Sunday, May 2, 2010

Book 25: Harry Potter and the Goblet of Fire

I intended originally to include Harry Potter and the Goblet of Fire in only the list of other books I read this year, since there are already two other Harry related posts in the blog.  But then some friends pointed out that this weekend is the assumed commemoration of Voldemort's downfall,  and I had only about 70 pages left to finish the book so I decided to go for it.

Disclaimer now: If you've not read the HP series, there will be spoilers here.  If you've only seen the movies, there may be some things you didn't know. If you've not read the books or seen the movies, you should.  I'm also tackling this posting a little differently than most others. I'm just going to list some of the things I really like about this particular book.  For reference, I re-read GOF this time in the UK, hard-cover edition. 

Goblet of Fire was a game changer.  While the first three HP novels all had their share of darkness and danger, there was still a sense that they were primarily novels for adolescents and children.  Clocking in at over 600 pages (over 700 in the US Hardcover edition), GOF broke that mold immediately. This was the book that brought back Voldemort in the flesh (such as it was). More importantly, l the characters, and we the readers saw a loss of innocence.  We learned that JK Rowling would not be sparing us (and the characters) from the deaths of people who were fighting for the side of right or simply in the wrong place at the wrong time.  Children, parents, heroes, friends- like in a real war, everyone was now fair game.

The hormones kicked in.  Harry has his first crush. Ron realizes he just might like Hermione as more than a friend, although he bungles that realization spectacularly.  Hermione snogs an international Quidditch hero. The subtlety with which Rowling presents all of this not only provides humor, but also takes the (older) readers back to that first awkward crush we all remember.  

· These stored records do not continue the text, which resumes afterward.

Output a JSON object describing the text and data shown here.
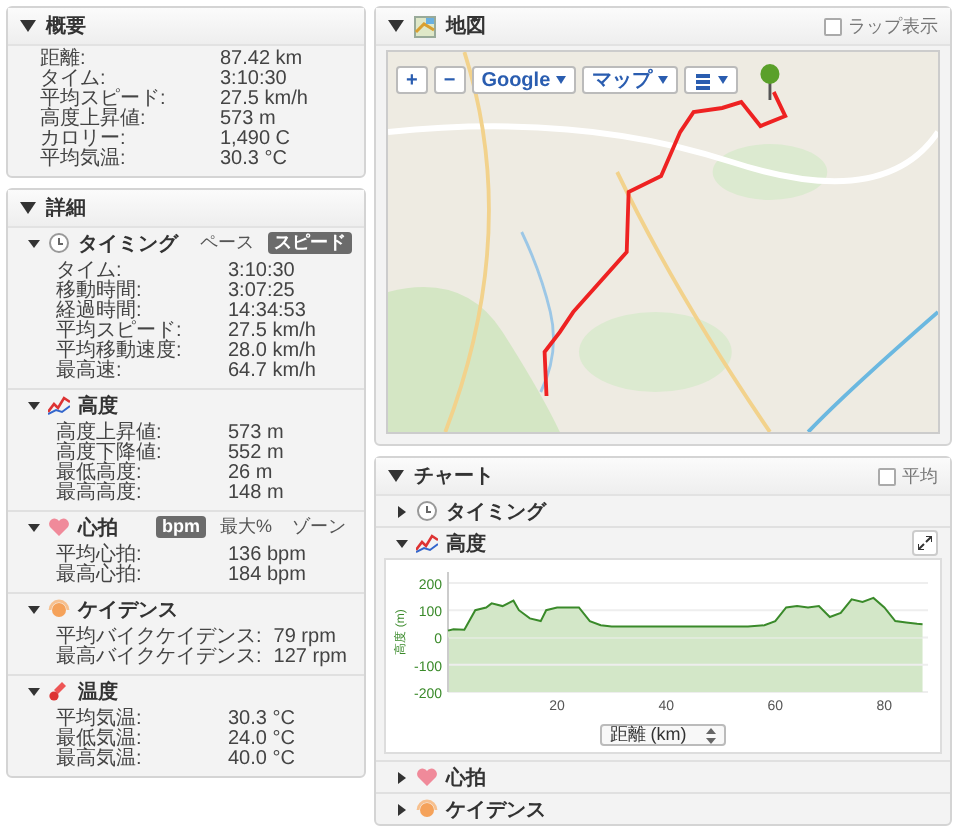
{
  "summary": {
    "title": "概要",
    "expanded": true,
    "rows": [
      {
        "label": "距離:",
        "value": "87.42 km"
      },
      {
        "label": "タイム:",
        "value": "3:10:30"
      },
      {
        "label": "平均スピード:",
        "value": "27.5 km/h"
      },
      {
        "label": "高度上昇値:",
        "value": "573 m"
      },
      {
        "label": "カロリー:",
        "value": "1,490 C"
      },
      {
        "label": "平均気温:",
        "value": "30.3 °C"
      }
    ]
  },
  "details": {
    "title": "詳細",
    "expanded": true,
    "sections": [
      {
        "kind": "timing",
        "title": "タイミング",
        "expanded": true,
        "toggles": [
          {
            "label": "ペース",
            "selected": false
          },
          {
            "label": "スピード",
            "selected": true
          }
        ],
        "rows": [
          {
            "label": "タイム:",
            "value": "3:10:30"
          },
          {
            "label": "移動時間:",
            "value": "3:07:25"
          },
          {
            "label": "経過時間:",
            "value": "14:34:53"
          },
          {
            "label": "平均スピード:",
            "value": "27.5 km/h"
          },
          {
            "label": "平均移動速度:",
            "value": "28.0 km/h"
          },
          {
            "label": "最高速:",
            "value": "64.7 km/h"
          }
        ]
      },
      {
        "kind": "altitude",
        "title": "高度",
        "expanded": true,
        "rows": [
          {
            "label": "高度上昇値:",
            "value": "573 m"
          },
          {
            "label": "高度下降値:",
            "value": "552 m"
          },
          {
            "label": "最低高度:",
            "value": "26 m"
          },
          {
            "label": "最高高度:",
            "value": "148 m"
          }
        ]
      },
      {
        "kind": "heart",
        "title": "心拍",
        "expanded": true,
        "toggles": [
          {
            "label": "bpm",
            "selected": true
          },
          {
            "label": "最大%",
            "selected": false
          },
          {
            "label": "ゾーン",
            "selected": false
          }
        ],
        "rows": [
          {
            "label": "平均心拍:",
            "value": "136 bpm"
          },
          {
            "label": "最高心拍:",
            "value": "184 bpm"
          }
        ]
      },
      {
        "kind": "cadence",
        "title": "ケイデンス",
        "expanded": true,
        "rows": [
          {
            "label": "平均バイクケイデンス:",
            "value": "79 rpm"
          },
          {
            "label": "最高バイクケイデンス:",
            "value": "127 rpm"
          }
        ]
      },
      {
        "kind": "temperature",
        "title": "温度",
        "expanded": true,
        "rows": [
          {
            "label": "平均気温:",
            "value": "30.3 °C"
          },
          {
            "label": "最低気温:",
            "value": "24.0 °C"
          },
          {
            "label": "最高気温:",
            "value": "40.0 °C"
          }
        ]
      }
    ]
  },
  "map": {
    "title": "地図",
    "expanded": true,
    "lap_toggle": {
      "label": "ラップ表示",
      "checked": false
    },
    "controls": {
      "zoom_in": "+",
      "zoom_out": "−",
      "provider": "Google",
      "type": "マップ"
    }
  },
  "chart_panel": {
    "title": "チャート",
    "expanded": true,
    "average": {
      "label": "平均",
      "checked": false
    },
    "sections": [
      {
        "kind": "timing",
        "title": "タイミング",
        "expanded": false
      },
      {
        "kind": "altitude",
        "title": "高度",
        "expanded": true,
        "axis_selector": "距離 (km)",
        "chart_data": {
          "type": "area",
          "ylabel": "高度 (m)",
          "xlim": [
            0,
            88
          ],
          "ylim": [
            -200,
            240
          ],
          "xticks": [
            20,
            40,
            60,
            80
          ],
          "yticks": [
            -200,
            -100,
            0,
            100,
            200
          ],
          "x": [
            0,
            1,
            3,
            5,
            7,
            8,
            10,
            12,
            13,
            15,
            17,
            18,
            20,
            22,
            24,
            26,
            28,
            30,
            35,
            40,
            45,
            50,
            55,
            58,
            60,
            62,
            64,
            66,
            68,
            70,
            72,
            74,
            76,
            78,
            80,
            82,
            84,
            86,
            87
          ],
          "grid": true,
          "series": [
            {
              "color": "#3a8a2a",
              "values": [
                25,
                30,
                28,
                100,
                110,
                125,
                115,
                135,
                100,
                70,
                60,
                100,
                110,
                110,
                110,
                60,
                45,
                40,
                40,
                40,
                40,
                40,
                40,
                45,
                60,
                110,
                115,
                110,
                115,
                75,
                90,
                140,
                130,
                145,
                110,
                60,
                55,
                50,
                48
              ]
            }
          ]
        }
      },
      {
        "kind": "heart",
        "title": "心拍",
        "expanded": false
      },
      {
        "kind": "cadence",
        "title": "ケイデンス",
        "expanded": false
      }
    ]
  }
}
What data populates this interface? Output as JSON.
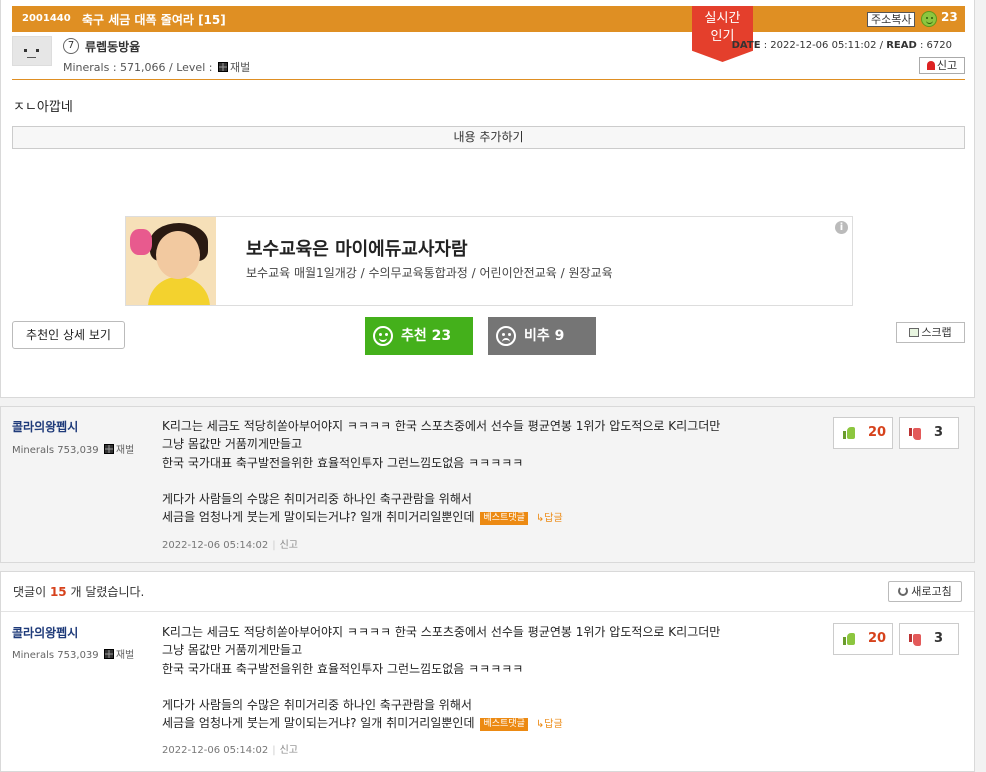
{
  "post": {
    "id": "2001440",
    "title": "축구 세금 대폭 줄여라 [15]",
    "copy_url_label": "주소복사",
    "likes": "23",
    "realtime_badge": "실시간\n인기",
    "author_level": "7",
    "author": "류렙동방윱",
    "minerals_label": "Minerals : 571,066 / Level :",
    "level_name": "재벌",
    "date_label": "DATE",
    "date": "2022-12-06 05:11:02",
    "read_label": "READ",
    "read": "6720",
    "report_label": "신고",
    "body": "ㅈㄴ아깝네",
    "add_content_label": "내용 추가하기"
  },
  "ad": {
    "title": "보수교육은 마이에듀교사자람",
    "description": "보수교육 매월1일개강 / 수의무교육통합과정 / 어린이안전교육 / 원장교육",
    "info_icon": "i"
  },
  "actions": {
    "recommenders_label": "추천인 상세 보기",
    "recommend_label": "추천 23",
    "oppose_label": "비추 9",
    "scrap_label": "스크랩"
  },
  "comments_header": {
    "prefix": "댓글이",
    "count": "15",
    "suffix": "개 달렸습니다.",
    "refresh_label": "새로고침"
  },
  "comments": [
    {
      "nick": "콜라의왕펩시",
      "minerals": "Minerals 753,039",
      "level": "재벌",
      "body": "K리그는 세금도 적당히쏟아부어야지 ㅋㅋㅋㅋ 한국 스포츠중에서 선수들 평균연봉 1위가 압도적으로 K리그더만\n그냥 몸값만 거품끼게만들고\n한국 국가대표 축구발전을위한 효율적인투자 그런느낌도없음 ㅋㅋㅋㅋㅋ\n\n게다가 사람들의 수많은 취미거리중 하나인 축구관람을 위해서\n세금을 엄청나게 붓는게 말이되는거냐?  일개 취미거리일뿐인데",
      "best_tag": "베스트댓글",
      "reply_label": "↳답글",
      "date": "2022-12-06 05:14:02",
      "report": "신고",
      "up": "20",
      "down": "3"
    },
    {
      "nick": "콜라의왕펩시",
      "minerals": "Minerals 753,039",
      "level": "재벌",
      "body": "K리그는 세금도 적당히쏟아부어야지 ㅋㅋㅋㅋ 한국 스포츠중에서 선수들 평균연봉 1위가 압도적으로 K리그더만\n그냥 몸값만 거품끼게만들고\n한국 국가대표 축구발전을위한 효율적인투자 그런느낌도없음 ㅋㅋㅋㅋㅋ\n\n게다가 사람들의 수많은 취미거리중 하나인 축구관람을 위해서\n세금을 엄청나게 붓는게 말이되는거냐?  일개 취미거리일뿐인데",
      "best_tag": "베스트댓글",
      "reply_label": "↳답글",
      "date": "2022-12-06 05:14:02",
      "report": "신고",
      "up": "20",
      "down": "3"
    }
  ],
  "colors": {
    "accent": "#df8f23",
    "recommend": "#44b01b",
    "oppose": "#757575",
    "badge": "#e43f2c"
  }
}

Ron's struggle at being "just" the side-kick (at least in his mind), and his belief that he is somehow inferior to Harry is starkly explored in this novel.  And given the age of the characters, quite realistic.

Despite her admiration for rules and order, when Hermione Granger decides something is worth fighting for, she won't merely bend the rules, but completely obliterate them. Yes, she used a Time Turner in  Prisoner of Azkaban, but in GOF, she imprisons animagus Rita Skeeter in a jar to keep her from printing so many lies in the Daily Prophet.

Voldemort comes back, and nothing is going to be the same. We can see that old alliances will be reforming. And although it isn't detailed grotesquely, we begin to see the lengths that Voldemort and the Death Eaters will use as they create their new regime, not the least of which are torture and cold-blooded murder.  

Two of my favorite ideas from the whole series comes from this book:First is Dumbledore's belief that "Differences of habit and language are nothing at all if our aims are identical and our hearts are open (p627)."  The second is that we must all face the choice between what is right and what is easy.  Although I am in by no means embroiled in the ultimate battle of good versus evil, I try to apply that sentiment to my own life. I try to do what I think is right because it is right, no matter whether it is easy.

So, forgive me this third Harry Potter related posting, but enjoy it in the spirit is intended: a celebration of the downfall of the Darkest Wizard of the ages.

1 comment:

  1. Bravo! Very well said. Seeing all of the posts on Facebook and Twitter this weekend have me wanting to e-read the series yet again. :)